Adapt. Adapt. Adapt.
Steven Hawking said, “Intelligence is the ability to adapt to change.”
In adapting to the environment, its weirdness becomes normal.
Even immersed in the most difficult of landscapes, we learn to go with the flow — or, um, in this case, the wind.
Watch this short, and brilliant, animation by Robert Loebel. Ha, It will blow you away…
Click here to see the film: WIND
In Chinese, Wu De means martial virtue.
“De” is the “de” in the Tao De Ching, and it ultimately represents spiritual, transcendent power.
Nelson Mandela epitomized the term in every way. Martial Virtue: strength, courage, integrity, beauty, restraint, forgiveness, peace.
The purest form of spirit. And the most powerful.
Guest post @ brianbrownewalker.com
Usi Letela Uxolo – Mandela Brings Us Peace
Heaven and earth are ruthless, and treat the myriad creatures as straw dogs;
the sage is ruthless, and treats the people as straw dogs… ~Tao Te Ching
Hurricane Sandy came ashore in the night. The moon and the tide helped her.
She brought the waters up over the banks and into the streets. She moved with reckless abandon, took what she wanted, slinking back into the sea.
In the morning light, damage done, we surveyed the landscape — a place filled with broken glass, broken hearts, and broken dreams. Some lost everything. We cried, cleaned up, managed. This one image, a table flung far from it’s home, evoked the feeling of our grace and endurance at the mercy of nature…
The spirit of the valley never dies. ~Tao Te Ching
More of my images of Hurricane Sandy
Remember who was lost, who was saved, the responders, and the soldiers; who was healed and the still healing…
Love, love and more love.
We are all cups, constantly and quietly being filled.
“Be formless, shapeless, like water,” said Bruce Lee, echoing the words of the ancient Chinese philosopher Sun Tzu.
Written over two thousand years ago, Sun Tzu’s classic treatise Art of War uses water as a metaphor for strategies in managing conflict.

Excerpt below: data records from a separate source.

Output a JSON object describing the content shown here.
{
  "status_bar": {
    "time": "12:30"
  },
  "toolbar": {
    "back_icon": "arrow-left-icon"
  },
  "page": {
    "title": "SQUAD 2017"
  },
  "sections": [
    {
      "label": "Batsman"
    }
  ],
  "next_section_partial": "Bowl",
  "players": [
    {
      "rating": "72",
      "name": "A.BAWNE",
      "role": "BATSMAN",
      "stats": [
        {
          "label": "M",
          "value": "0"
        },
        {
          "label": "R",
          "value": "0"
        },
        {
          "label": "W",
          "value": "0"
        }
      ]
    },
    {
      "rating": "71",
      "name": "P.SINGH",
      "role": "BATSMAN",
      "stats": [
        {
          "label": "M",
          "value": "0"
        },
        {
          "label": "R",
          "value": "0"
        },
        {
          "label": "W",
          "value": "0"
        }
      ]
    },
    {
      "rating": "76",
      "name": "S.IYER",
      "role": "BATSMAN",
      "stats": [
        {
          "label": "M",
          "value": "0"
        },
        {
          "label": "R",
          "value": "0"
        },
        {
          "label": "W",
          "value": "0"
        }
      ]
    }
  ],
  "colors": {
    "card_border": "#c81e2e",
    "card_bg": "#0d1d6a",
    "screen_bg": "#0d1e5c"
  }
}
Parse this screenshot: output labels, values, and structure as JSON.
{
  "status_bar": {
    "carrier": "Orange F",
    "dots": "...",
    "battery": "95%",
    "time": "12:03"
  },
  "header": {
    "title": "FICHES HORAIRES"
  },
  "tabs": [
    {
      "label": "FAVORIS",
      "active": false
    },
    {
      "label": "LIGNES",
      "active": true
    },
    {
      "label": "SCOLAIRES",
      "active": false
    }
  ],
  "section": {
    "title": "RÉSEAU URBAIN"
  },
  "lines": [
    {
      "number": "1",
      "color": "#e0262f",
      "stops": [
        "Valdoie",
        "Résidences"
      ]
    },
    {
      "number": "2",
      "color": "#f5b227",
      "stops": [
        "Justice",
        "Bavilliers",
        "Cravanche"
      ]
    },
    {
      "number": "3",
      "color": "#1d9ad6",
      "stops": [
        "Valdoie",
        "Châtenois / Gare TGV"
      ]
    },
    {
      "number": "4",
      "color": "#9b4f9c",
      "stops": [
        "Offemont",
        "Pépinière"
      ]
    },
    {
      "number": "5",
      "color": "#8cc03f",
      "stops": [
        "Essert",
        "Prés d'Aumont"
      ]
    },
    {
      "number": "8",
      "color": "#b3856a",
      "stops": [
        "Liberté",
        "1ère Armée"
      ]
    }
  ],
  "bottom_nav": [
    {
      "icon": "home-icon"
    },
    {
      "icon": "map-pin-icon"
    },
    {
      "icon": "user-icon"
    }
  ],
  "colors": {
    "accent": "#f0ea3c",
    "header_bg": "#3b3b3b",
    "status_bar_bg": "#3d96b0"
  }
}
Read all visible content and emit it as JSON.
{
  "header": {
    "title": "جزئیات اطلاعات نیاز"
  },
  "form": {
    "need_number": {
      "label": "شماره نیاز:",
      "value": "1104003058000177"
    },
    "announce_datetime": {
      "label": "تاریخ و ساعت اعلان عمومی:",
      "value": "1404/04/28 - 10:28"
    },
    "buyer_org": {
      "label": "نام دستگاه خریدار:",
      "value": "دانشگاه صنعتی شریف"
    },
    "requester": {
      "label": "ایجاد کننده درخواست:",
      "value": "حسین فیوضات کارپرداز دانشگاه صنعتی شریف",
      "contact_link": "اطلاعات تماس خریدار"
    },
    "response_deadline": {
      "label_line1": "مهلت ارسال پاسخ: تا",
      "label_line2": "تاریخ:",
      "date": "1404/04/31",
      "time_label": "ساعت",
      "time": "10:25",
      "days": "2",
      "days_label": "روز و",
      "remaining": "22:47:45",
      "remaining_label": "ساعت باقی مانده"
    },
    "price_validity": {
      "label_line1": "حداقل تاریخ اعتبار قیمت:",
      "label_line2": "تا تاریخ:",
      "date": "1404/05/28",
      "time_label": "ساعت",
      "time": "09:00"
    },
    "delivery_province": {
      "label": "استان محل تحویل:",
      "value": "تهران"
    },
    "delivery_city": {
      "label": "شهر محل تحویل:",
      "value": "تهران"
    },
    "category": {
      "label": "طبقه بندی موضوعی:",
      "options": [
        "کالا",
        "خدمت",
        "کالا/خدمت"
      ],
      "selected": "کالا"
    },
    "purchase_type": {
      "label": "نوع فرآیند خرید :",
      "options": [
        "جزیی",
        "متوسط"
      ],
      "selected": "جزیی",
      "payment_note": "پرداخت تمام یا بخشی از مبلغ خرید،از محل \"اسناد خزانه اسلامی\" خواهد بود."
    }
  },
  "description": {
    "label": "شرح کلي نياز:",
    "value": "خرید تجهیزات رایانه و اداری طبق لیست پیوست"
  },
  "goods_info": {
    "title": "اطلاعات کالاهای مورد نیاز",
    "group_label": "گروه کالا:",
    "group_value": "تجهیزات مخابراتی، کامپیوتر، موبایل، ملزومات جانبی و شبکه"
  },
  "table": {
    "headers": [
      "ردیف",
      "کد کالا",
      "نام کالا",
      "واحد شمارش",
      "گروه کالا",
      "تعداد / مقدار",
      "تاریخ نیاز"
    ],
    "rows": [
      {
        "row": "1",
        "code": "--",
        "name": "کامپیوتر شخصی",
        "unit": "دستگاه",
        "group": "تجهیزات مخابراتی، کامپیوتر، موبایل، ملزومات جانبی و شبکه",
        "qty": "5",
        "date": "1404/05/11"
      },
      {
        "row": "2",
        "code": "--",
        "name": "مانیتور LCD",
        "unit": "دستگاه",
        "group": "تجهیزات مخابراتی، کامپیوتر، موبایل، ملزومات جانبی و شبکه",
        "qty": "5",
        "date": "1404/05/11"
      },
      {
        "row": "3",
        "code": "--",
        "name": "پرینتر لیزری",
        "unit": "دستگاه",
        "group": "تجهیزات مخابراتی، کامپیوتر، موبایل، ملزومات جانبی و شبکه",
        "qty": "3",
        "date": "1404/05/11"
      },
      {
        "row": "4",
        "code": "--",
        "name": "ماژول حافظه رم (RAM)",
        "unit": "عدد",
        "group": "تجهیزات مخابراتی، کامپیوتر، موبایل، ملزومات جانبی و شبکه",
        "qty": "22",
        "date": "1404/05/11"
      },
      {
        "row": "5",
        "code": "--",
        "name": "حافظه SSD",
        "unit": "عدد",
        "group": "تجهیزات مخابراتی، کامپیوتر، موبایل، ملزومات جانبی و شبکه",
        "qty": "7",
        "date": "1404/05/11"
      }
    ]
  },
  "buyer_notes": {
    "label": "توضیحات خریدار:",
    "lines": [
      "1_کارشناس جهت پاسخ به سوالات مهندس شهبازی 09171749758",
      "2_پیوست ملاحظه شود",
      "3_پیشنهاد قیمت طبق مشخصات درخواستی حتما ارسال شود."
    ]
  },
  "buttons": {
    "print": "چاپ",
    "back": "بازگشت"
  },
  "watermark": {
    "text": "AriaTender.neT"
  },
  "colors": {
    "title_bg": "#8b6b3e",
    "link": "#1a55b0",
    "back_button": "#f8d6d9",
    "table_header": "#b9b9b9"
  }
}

We are facing growing issues surrounding water, conflict and survival. March 22 is World Water Day, and the start of World Water Week. The focus is to promote peace in transboundary water management through cooperation, not conflict. International waters are key natural resources ensuring our global future. Where they touch on more than one country, or are intercepted by a nation upstream, they are also a source of tension.
Conflicts arise among leaders, as these transboundary issues are deeply rooted in emotions –- water is necessary for survival. And it defines a culture’s opportunity for advancement. The challenge is not only to provide a sustainable clean water system, it is also learning to manage and share resources in an equitable way. Understanding historical water disputes and related treaties provide signposts for conflict resolution and aides in developing strategies for the future. Focusing on cooperation and joint action is essential to vital transboundary waters.
The resolution process requires a tremendous effort, great skill, programs and money. It also calls for awareness. Here’s how you can get involved
Lao Tze said, “The highest good is like water. Water nourishes the ten thousand things.”
Both water and cooperation are precious. Water is life. Communication is the path. No fighting.
It is a day of global awareness…celebrating women — past and present, with the courage to make their voices heard. And for the future — the songs and struggles of daughters everywhere in this world, who deserve the human right to live their lives in balance and in peace…
Peace in our lives. Peace in our homes, our streets, our cities and towns, our countries, our world. OUR world.
Equity in our lives. Equity in our homes, our streets, our cities and towns, our countries, our world. OUR world.
Speak the truth even if your voice shakes….